Whilst prices are always subject to change and vary from one seller to another, you can generally buy both these brushes for $50, about $20 less than their suggested selling price.
In fact, on occasions either brush can cost as little as $40.
So, there is little to separate them in terms of price at the initial point of purchase.
But, as both of these brushes come with just 1 brush head in the box, you will need to buy replacements fairly soon.
A typical Oral-B brush head is priced at around $5 each whereas a Sonicare head is at least $8 each, if not more.
Sonicare heads have typically always been more expensive than Oral-B, but in this instance, the RFID chip built into these heads increases the price too.
Sonicare do offer heads without the RFID chip. These are cheaper and are compatible with the 4100, but you won’t get the brush head replacement reminder.
When pricing both brushes over a 3 year period, the cost of ownership works out at around $100 or 9 cents per day for the Oral-B and $138 or 13 cents per day for the 4100.
Please note that all prices quoted are approximates and will vary based on location, supplier and time of purchase. These figures were correct at the time of writing and should not be relied upon as hard fact, but used as a guide during your decision process.
These are 2 excellent toothbrushes that I could use happily on a daily basis.
The 4100 does offer a few more desirable features and feels the more premium brush in hand. The pressure sensor and the brush head reminder are particularly appealing, as is the extra battery life.
These extras do come at a slight price premium, but it is one that I think most would agree is worthwhile as you get a toothbrush, which I at least feel is more enjoyable to use on a daily basis.
Ultimately, whatever brush you decide upon, it is you who needs to make the decision; but do so based on which is best for your needs or that of the end user.
Only pay the price you are happy with and do not be led into buying something if it is not right.

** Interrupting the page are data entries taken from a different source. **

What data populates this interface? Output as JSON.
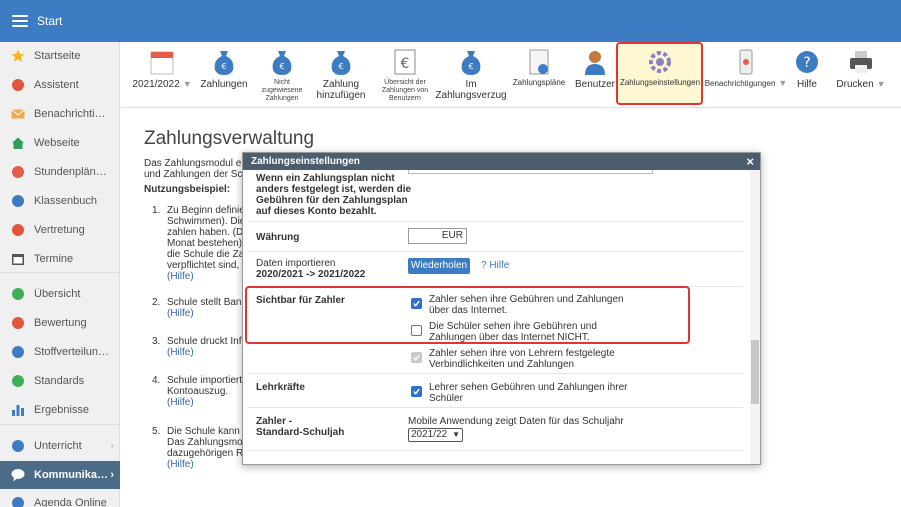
{
  "header": {
    "title": "Start",
    "menu_icon": "hamburger-icon"
  },
  "sidebar": {
    "items": [
      {
        "label": "Startseite",
        "icon": "star-icon",
        "color": "#f2b71d"
      },
      {
        "label": "Assistent",
        "icon": "wand-icon",
        "color": "#e0553c"
      },
      {
        "label": "Benachrichtigu...",
        "icon": "mail-icon",
        "color": "#f0a64a"
      },
      {
        "label": "Webseite",
        "icon": "home-icon",
        "color": "#2f9c5a"
      },
      {
        "label": "Stundenpläne ...",
        "icon": "timetable-icon",
        "color": "#e35d4a"
      },
      {
        "label": "Klassenbuch",
        "icon": "book-icon",
        "color": "#3d7cc3"
      },
      {
        "label": "Vertretung",
        "icon": "substitute-icon",
        "color": "#e0553c"
      },
      {
        "label": "Termine",
        "icon": "calendar-icon",
        "color": "#555555"
      },
      {
        "label": "Übersicht",
        "icon": "check-circle-icon",
        "color": "#3fae5a"
      },
      {
        "label": "Bewertung",
        "icon": "rating-icon",
        "color": "#e0553c"
      },
      {
        "label": "Stoffverteilung...",
        "icon": "list-icon",
        "color": "#3d7cc3"
      },
      {
        "label": "Standards",
        "icon": "shield-icon",
        "color": "#3fae5a"
      },
      {
        "label": "Ergebnisse",
        "icon": "bar-chart-icon",
        "color": "#3d7cc3"
      },
      {
        "label": "Unterricht",
        "icon": "lesson-icon",
        "color": "#3d7cc3"
      },
      {
        "label": "Kommunikation",
        "icon": "chat-icon",
        "color": "#ffffff"
      },
      {
        "label": "Agenda Online",
        "icon": "link-icon",
        "color": "#3d7cc3"
      }
    ]
  },
  "toolbar": {
    "items": [
      {
        "label": "2021/2022",
        "icon": "calendar-icon"
      },
      {
        "label": "Zahlungen",
        "icon": "money-bag-icon"
      },
      {
        "label": "Nicht zugewiesene Zahlungen",
        "lines": [
          "Nicht",
          "zugewiesene",
          "Zahlungen"
        ],
        "icon": "money-bag-question-icon"
      },
      {
        "label": "Zahlung hinzufügen",
        "lines": [
          "Zahlung",
          "hinzufügen"
        ],
        "icon": "money-bag-add-icon"
      },
      {
        "label": "Übersicht der Zahlungen von Benutzern",
        "lines": [
          "Übersicht der",
          "Zahlungen von",
          "Benutzern"
        ],
        "icon": "euro-document-icon"
      },
      {
        "label": "Im Zahlungsverzug",
        "lines": [
          "Im",
          "Zahlungsverzug"
        ],
        "icon": "money-bag-clock-icon"
      },
      {
        "label": "Zahlungspläne",
        "icon": "payment-plan-icon"
      },
      {
        "label": "Benutzer",
        "icon": "user-icon"
      },
      {
        "label": "Zahlungseinstellungen",
        "icon": "gear-icon"
      },
      {
        "label": "Benachrichtigungen",
        "icon": "phone-notification-icon"
      },
      {
        "label": "Hilfe",
        "icon": "help-icon"
      },
      {
        "label": "Drucken",
        "icon": "printer-icon"
      }
    ]
  },
  "main": {
    "title": "Zahlungsverwaltung",
    "intro_lines": [
      "Das Zahlungsmodul e",
      "und Zahlungen der Sch"
    ],
    "example_heading": "Nutzungsbeispiel:",
    "steps": [
      {
        "num": "1.",
        "lines": [
          "Zu Beginn definie",
          "Schwimmen). Die",
          "zahlen haben. (Di",
          "Monat bestehen).",
          "die Schule die Za",
          "verpflichtet sind, c"
        ],
        "hilfe": "(Hilfe)"
      },
      {
        "num": "2.",
        "lines": [
          "Schule stellt Bank"
        ],
        "hilfe": "(Hilfe)"
      },
      {
        "num": "3.",
        "lines": [
          "Schule druckt Info"
        ],
        "hilfe": "(Hilfe)"
      },
      {
        "num": "4.",
        "lines": [
          "Schule importiert",
          "Kontoauszug."
        ],
        "hilfe": "(Hilfe)"
      },
      {
        "num": "5.",
        "lines": [
          "Die Schule kann a",
          "Das Zahlungsmod",
          "dazugehörigen Re"
        ],
        "hilfe": "(Hilfe)"
      }
    ]
  },
  "dialog": {
    "title": "Zahlungseinstellungen",
    "close": "×",
    "plan_note_lines": [
      "Wenn ein Zahlungsplan nicht",
      "anders festgelegt ist, werden die",
      "Gebühren für den Zahlungsplan",
      "auf dieses Konto bezahlt."
    ],
    "currency_label": "Währung",
    "currency_value": "EUR",
    "import_label_lines": [
      "Daten importieren",
      "2020/2021 -> 2021/2022"
    ],
    "restore_button": "Wiederholen",
    "help_link": "? Hilfe",
    "visible_label": "Sichtbar für Zahler",
    "option_payer_lines": [
      "Zahler sehen ihre Gebühren und Zahlungen",
      "über das Internet."
    ],
    "option_students_lines": [
      "Die Schüler sehen ihre Gebühren und",
      "Zahlungen über das Internet NICHT."
    ],
    "option_teacher_lines": [
      "Zahler sehen ihre von Lehrern festgelegte",
      "Verbindlichkeiten und Zahlungen"
    ],
    "teachers_label": "Lehrkräfte",
    "option_teachers_lines": [
      "Lehrer sehen Gebühren und Zahlungen ihrer",
      "Schüler"
    ],
    "year_label_lines": [
      "Zahler -",
      "Standard-Schuljah"
    ],
    "mobile_text": "Mobile Anwendung zeigt Daten für das Schuljahr",
    "year_select": "2021/22",
    "checked": {
      "payer": true,
      "students": false,
      "teacher_set": true,
      "teachers": true
    }
  }
}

Hopefully, I have presented the facts and made the whole decision process that little bit easier.
If you found this useful, have any questions, thoughts or opinions, please leave them in the comments below.